Your task
Report all lines of the records that contain "title".

Web page and app entries
= Beginning of Section =

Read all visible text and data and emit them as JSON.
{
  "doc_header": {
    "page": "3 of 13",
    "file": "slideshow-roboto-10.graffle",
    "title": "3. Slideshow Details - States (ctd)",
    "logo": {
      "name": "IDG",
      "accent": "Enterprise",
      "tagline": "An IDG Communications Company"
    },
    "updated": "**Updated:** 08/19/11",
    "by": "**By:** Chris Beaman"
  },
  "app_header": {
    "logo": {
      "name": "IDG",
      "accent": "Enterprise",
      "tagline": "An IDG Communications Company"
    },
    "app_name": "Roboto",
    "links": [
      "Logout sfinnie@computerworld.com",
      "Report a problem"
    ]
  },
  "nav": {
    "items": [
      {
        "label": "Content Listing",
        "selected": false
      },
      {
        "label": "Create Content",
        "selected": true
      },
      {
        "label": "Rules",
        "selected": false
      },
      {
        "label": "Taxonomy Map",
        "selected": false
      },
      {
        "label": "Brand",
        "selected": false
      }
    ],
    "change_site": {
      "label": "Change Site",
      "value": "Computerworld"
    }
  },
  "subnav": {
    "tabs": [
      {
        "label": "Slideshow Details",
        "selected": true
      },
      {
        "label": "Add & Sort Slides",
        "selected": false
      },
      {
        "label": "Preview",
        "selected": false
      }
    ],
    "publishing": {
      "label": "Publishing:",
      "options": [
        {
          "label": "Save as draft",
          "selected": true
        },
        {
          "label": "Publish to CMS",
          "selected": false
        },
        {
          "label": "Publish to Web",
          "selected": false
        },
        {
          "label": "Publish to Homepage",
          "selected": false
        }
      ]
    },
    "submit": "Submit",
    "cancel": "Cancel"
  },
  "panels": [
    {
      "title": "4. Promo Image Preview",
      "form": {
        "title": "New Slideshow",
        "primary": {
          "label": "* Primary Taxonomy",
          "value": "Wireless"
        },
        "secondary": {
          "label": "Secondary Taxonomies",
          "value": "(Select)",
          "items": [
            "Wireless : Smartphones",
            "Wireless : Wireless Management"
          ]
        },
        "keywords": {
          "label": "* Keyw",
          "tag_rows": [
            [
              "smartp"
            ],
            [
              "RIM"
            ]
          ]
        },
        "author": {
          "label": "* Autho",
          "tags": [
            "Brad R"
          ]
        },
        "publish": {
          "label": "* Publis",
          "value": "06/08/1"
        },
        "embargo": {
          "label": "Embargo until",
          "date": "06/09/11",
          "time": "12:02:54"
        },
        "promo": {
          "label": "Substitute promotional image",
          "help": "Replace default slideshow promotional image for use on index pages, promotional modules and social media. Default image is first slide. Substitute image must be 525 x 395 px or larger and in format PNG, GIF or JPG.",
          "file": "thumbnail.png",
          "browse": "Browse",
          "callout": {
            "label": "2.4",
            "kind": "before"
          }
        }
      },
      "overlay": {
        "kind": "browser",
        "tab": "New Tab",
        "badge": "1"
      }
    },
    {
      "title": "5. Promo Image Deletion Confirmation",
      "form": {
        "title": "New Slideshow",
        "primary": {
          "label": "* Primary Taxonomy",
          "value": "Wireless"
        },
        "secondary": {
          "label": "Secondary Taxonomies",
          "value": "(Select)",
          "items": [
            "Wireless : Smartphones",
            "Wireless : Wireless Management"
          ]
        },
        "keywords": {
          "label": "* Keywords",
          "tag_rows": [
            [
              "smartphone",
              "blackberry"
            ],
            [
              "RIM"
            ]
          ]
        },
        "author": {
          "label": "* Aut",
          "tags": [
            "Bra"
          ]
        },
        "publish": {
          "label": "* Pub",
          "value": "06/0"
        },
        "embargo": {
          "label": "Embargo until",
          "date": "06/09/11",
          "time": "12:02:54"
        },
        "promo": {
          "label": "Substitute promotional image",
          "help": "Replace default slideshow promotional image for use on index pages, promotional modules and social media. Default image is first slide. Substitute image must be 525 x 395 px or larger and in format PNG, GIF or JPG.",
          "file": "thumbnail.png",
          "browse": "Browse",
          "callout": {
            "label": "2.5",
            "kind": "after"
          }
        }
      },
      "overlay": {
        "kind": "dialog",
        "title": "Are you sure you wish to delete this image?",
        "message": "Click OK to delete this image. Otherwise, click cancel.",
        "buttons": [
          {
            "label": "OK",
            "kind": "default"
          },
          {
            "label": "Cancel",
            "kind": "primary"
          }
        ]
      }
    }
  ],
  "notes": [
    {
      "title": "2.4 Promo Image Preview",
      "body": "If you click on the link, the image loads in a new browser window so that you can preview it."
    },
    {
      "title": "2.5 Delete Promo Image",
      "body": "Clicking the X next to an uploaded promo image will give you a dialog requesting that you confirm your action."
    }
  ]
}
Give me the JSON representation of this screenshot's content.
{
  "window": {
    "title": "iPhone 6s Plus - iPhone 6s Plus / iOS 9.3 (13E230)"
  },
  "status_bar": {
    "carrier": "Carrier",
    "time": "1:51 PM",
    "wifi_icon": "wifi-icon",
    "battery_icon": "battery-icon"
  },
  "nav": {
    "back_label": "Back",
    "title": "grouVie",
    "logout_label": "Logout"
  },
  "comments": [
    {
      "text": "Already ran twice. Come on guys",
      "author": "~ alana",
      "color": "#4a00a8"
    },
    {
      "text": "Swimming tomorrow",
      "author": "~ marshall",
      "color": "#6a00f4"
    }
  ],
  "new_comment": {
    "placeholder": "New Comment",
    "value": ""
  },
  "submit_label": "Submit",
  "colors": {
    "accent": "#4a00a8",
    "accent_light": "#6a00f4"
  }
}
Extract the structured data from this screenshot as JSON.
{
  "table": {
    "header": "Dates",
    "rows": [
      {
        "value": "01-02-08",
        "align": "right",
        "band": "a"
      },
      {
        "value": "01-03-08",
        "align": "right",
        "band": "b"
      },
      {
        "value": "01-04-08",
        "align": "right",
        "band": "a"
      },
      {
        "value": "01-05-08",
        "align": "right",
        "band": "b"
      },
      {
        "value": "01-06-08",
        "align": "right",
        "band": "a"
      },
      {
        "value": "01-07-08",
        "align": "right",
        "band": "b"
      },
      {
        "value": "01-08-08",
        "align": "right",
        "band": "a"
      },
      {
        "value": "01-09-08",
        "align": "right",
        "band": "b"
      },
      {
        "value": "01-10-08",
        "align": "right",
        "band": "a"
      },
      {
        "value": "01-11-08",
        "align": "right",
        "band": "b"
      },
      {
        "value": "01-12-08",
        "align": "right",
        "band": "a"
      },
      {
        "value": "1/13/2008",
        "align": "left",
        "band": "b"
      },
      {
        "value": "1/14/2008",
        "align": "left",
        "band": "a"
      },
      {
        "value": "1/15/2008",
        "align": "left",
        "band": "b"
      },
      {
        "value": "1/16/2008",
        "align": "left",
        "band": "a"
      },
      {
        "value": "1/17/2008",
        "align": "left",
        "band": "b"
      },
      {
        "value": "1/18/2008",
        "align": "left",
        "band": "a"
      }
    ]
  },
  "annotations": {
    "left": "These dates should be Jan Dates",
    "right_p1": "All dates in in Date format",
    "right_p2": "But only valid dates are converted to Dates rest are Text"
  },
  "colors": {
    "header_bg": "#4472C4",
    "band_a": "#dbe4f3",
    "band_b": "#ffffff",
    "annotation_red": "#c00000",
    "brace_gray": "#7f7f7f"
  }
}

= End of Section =

The answer
    "title": "3. Slideshow Details - States (ctd)",
      "title": "4. Promo Image Preview",
        "title": "New Slideshow",
      "title": "5. Promo Image Deletion Confirmation",
        "title": "New Slideshow",
        "title": "Are you sure you wish to delete this image?",
      "title": "2.4 Promo Image Preview",
      "title": "2.5 Delete Promo Image",
    "title": "iPhone 6s Plus - iPhone 6s Plus / iOS 9.3 (13E230)"
    "title": "grouVie",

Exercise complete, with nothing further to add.